_What needs to be done_.
A full, exact copy of the listing is needed, with images omitted.

_Supplied entries_.
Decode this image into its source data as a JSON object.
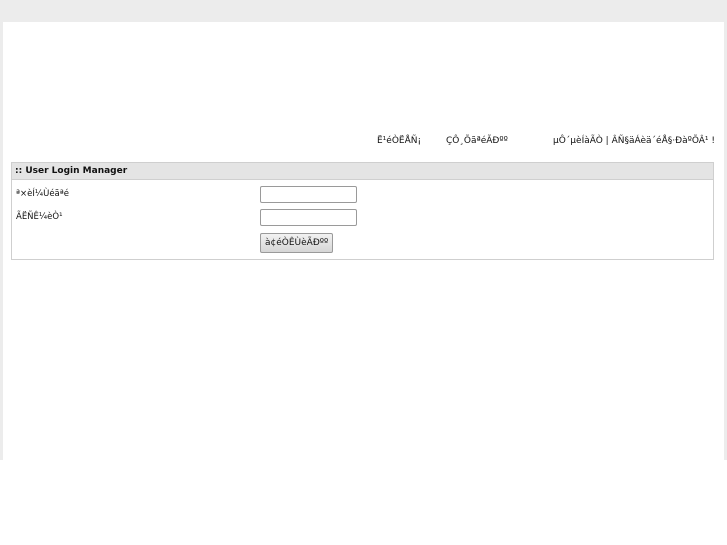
{
  "nav": {
    "links": [
      "Ë¹éÒËÅÑ¡",
      "ÇÔ¸ÕãªéÃÐºº",
      "µÔ´µèÍàÃÒ | ÂÑ§äÁèä´éÅ§·ÐàºÕÂ¹ !"
    ]
  },
  "login": {
    "title": ":: User Login Manager",
    "username_label": "ª×èÍ¼Ùéãªé",
    "password_label": "ÃËÑÊ¼èÒ¹",
    "username_value": "",
    "password_value": "",
    "submit_label": "à¢éÒÊÙèÃÐºº"
  }
}
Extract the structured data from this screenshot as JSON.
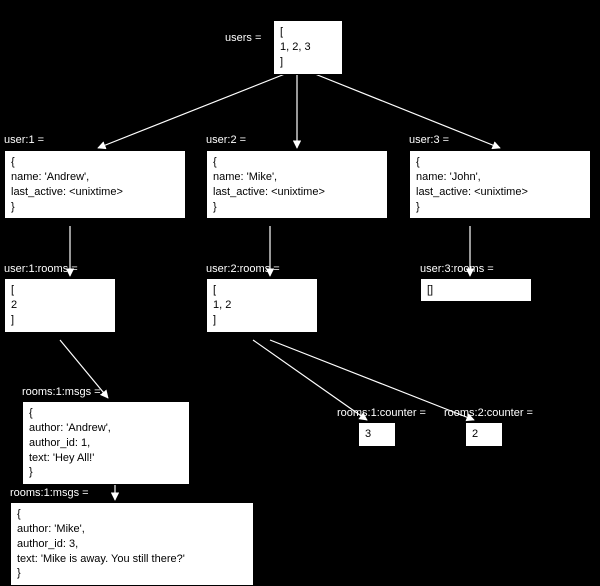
{
  "labels": {
    "users": "users = ",
    "user1": "user:1 = ",
    "user2": "user:2 = ",
    "user3": "user:3 = ",
    "rooms1": "user:1:rooms = ",
    "rooms2": "user:2:rooms = ",
    "rooms3": "user:3:rooms = ",
    "msg1_1": "rooms:1:msgs = ",
    "msg1_2": "rooms:1:msgs = ",
    "count1": "rooms:1:counter = ",
    "count2": "rooms:2:counter = "
  },
  "boxes": {
    "users": "[\n1, 2, 3\n]",
    "user1": "{\nname: 'Andrew',\nlast_active: <unixtime>\n}",
    "user2": "{\nname: 'Mike',\nlast_active: <unixtime>\n}",
    "user3": "{\nname: 'John',\nlast_active: <unixtime>\n}",
    "rooms1": "[\n2\n]",
    "rooms2": "[\n1, 2\n]",
    "rooms3": "[]",
    "msg1_1": "{\nauthor: 'Andrew',\nauthor_id: 1,\ntext: 'Hey All!'\n}",
    "msg1_2": "{\nauthor: 'Mike',\nauthor_id: 3,\ntext: 'Mike is away. You still there?'\n}",
    "count1": "3",
    "count2": "2"
  }
}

_Answer_.
Decode this image into its source data as a JSON object.
{
  "nav": {
    "links": [
      "Ë¹éÒËÅÑ¡",
      "ÇÔ¸ÕãªéÃÐºº",
      "µÔ´µèÍàÃÒ | ÂÑ§äÁèä´éÅ§·ÐàºÕÂ¹ !"
    ]
  },
  "login": {
    "title": ":: User Login Manager",
    "username_label": "ª×èÍ¼Ùéãªé",
    "password_label": "ÃËÑÊ¼èÒ¹",
    "username_value": "",
    "password_value": "",
    "submit_label": "à¢éÒÊÙèÃÐºº"
  }
}
Extract the structured data from this screenshot as JSON.
{
  "labels": {
    "users": "users = ",
    "user1": "user:1 = ",
    "user2": "user:2 = ",
    "user3": "user:3 = ",
    "rooms1": "user:1:rooms = ",
    "rooms2": "user:2:rooms = ",
    "rooms3": "user:3:rooms = ",
    "msg1_1": "rooms:1:msgs = ",
    "msg1_2": "rooms:1:msgs = ",
    "count1": "rooms:1:counter = ",
    "count2": "rooms:2:counter = "
  },
  "boxes": {
    "users": "[\n1, 2, 3\n]",
    "user1": "{\nname: 'Andrew',\nlast_active: <unixtime>\n}",
    "user2": "{\nname: 'Mike',\nlast_active: <unixtime>\n}",
    "user3": "{\nname: 'John',\nlast_active: <unixtime>\n}",
    "rooms1": "[\n2\n]",
    "rooms2": "[\n1, 2\n]",
    "rooms3": "[]",
    "msg1_1": "{\nauthor: 'Andrew',\nauthor_id: 1,\ntext: 'Hey All!'\n}",
    "msg1_2": "{\nauthor: 'Mike',\nauthor_id: 3,\ntext: 'Mike is away. You still there?'\n}",
    "count1": "3",
    "count2": "2"
  }
}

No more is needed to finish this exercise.